:: TASK DATA ::

....................

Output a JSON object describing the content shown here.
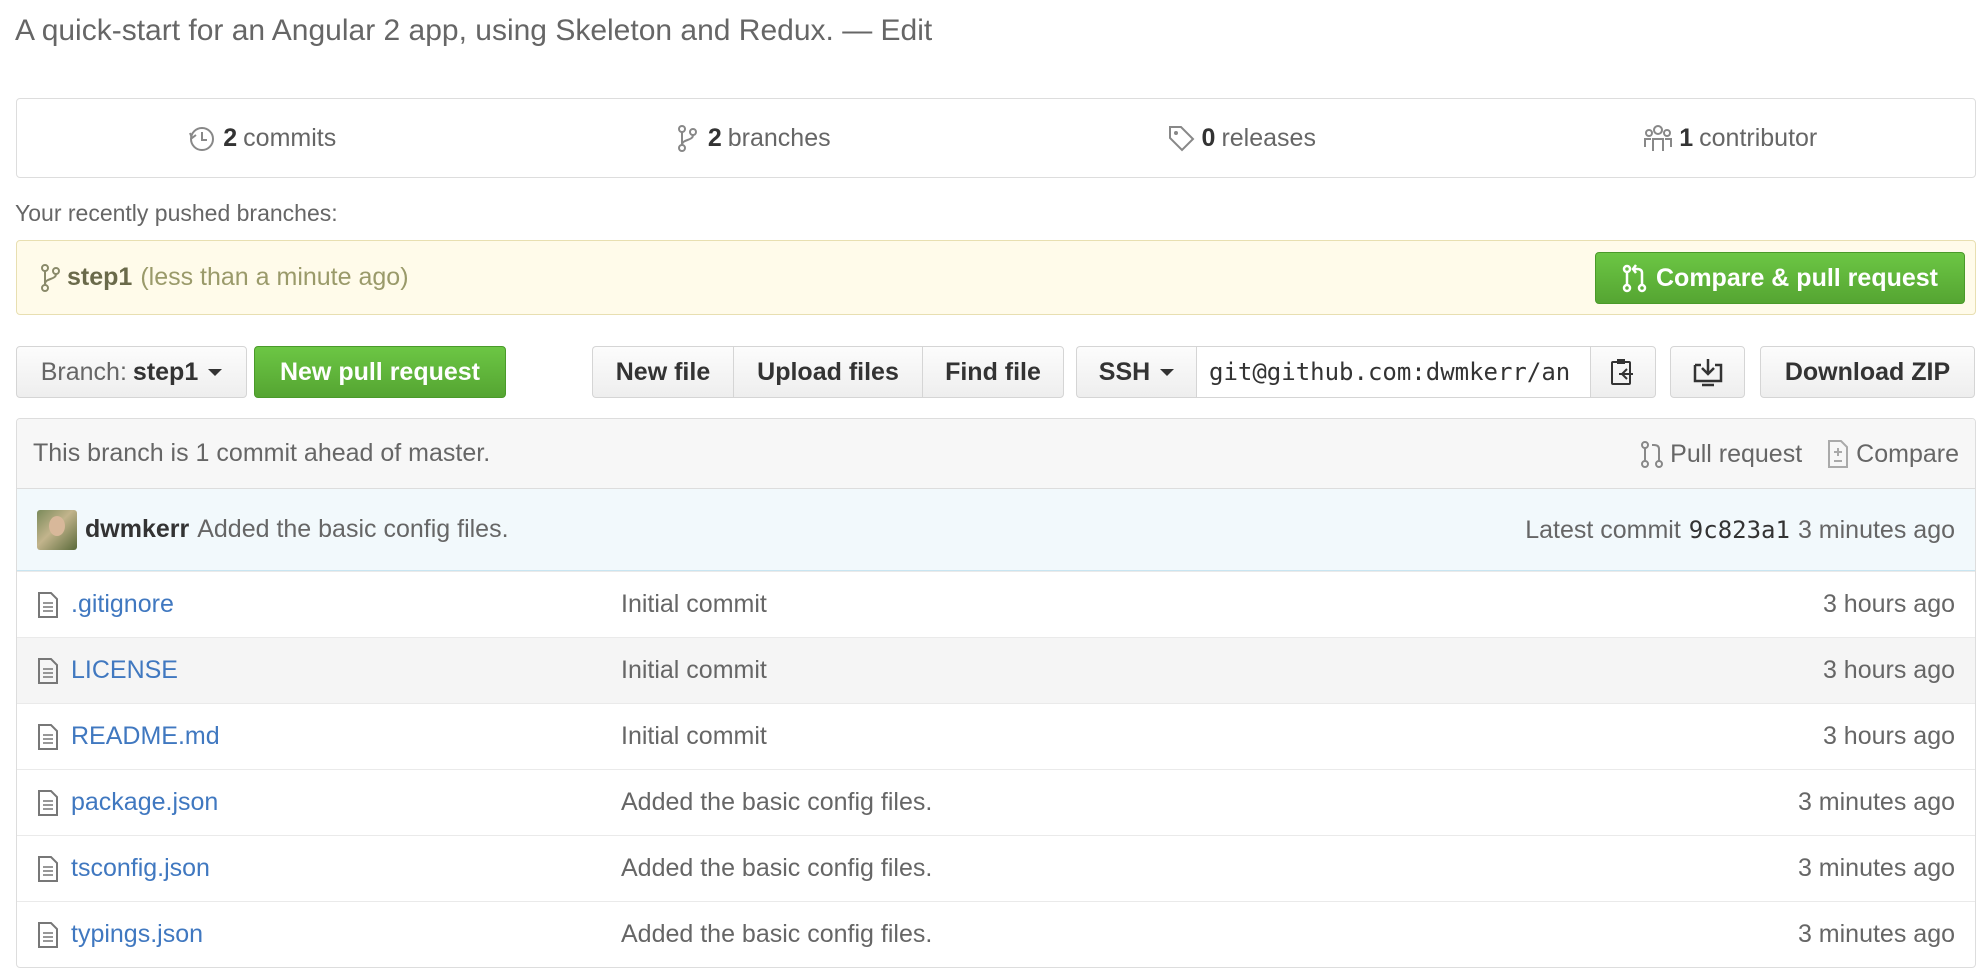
{
  "description": {
    "text": "A quick-start for an Angular 2 app, using Skeleton and Redux.",
    "separator": "—",
    "edit": "Edit"
  },
  "summary": [
    {
      "icon": "history-icon",
      "count": "2",
      "label": "commits"
    },
    {
      "icon": "branch-icon",
      "count": "2",
      "label": "branches"
    },
    {
      "icon": "tag-icon",
      "count": "0",
      "label": "releases"
    },
    {
      "icon": "organization-icon",
      "count": "1",
      "label": "contributor"
    }
  ],
  "recent": {
    "label": "Your recently pushed branches:",
    "branch": "step1",
    "time": "(less than a minute ago)",
    "compare_button": "Compare & pull request"
  },
  "toolbar": {
    "branch_prefix": "Branch:",
    "branch_name": "step1",
    "new_pull_request": "New pull request",
    "new_file": "New file",
    "upload_files": "Upload files",
    "find_file": "Find file",
    "protocol": "SSH",
    "clone_url": "git@github.com:dwmkerr/an",
    "download_zip": "Download ZIP"
  },
  "status": {
    "text": "This branch is 1 commit ahead of master.",
    "pull_request": "Pull request",
    "compare": "Compare"
  },
  "latest_commit": {
    "author": "dwmkerr",
    "message": "Added the basic config files.",
    "label": "Latest commit",
    "sha": "9c823a1",
    "age": "3 minutes ago"
  },
  "files": [
    {
      "name": ".gitignore",
      "message": "Initial commit",
      "age": "3 hours ago"
    },
    {
      "name": "LICENSE",
      "message": "Initial commit",
      "age": "3 hours ago"
    },
    {
      "name": "README.md",
      "message": "Initial commit",
      "age": "3 hours ago"
    },
    {
      "name": "package.json",
      "message": "Added the basic config files.",
      "age": "3 minutes ago"
    },
    {
      "name": "tsconfig.json",
      "message": "Added the basic config files.",
      "age": "3 minutes ago"
    },
    {
      "name": "typings.json",
      "message": "Added the basic config files.",
      "age": "3 minutes ago"
    }
  ],
  "colors": {
    "link": "#4078c0",
    "green": "#6cc644",
    "recent_bg": "#fffbea",
    "commit_bg": "#f2f9fc"
  }
}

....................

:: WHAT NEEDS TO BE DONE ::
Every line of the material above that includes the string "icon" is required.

:: RESULT FOR THIS TASK ::
      "icon": "history-icon",
      "icon": "branch-icon",
      "icon": "tag-icon",
      "icon": "organization-icon",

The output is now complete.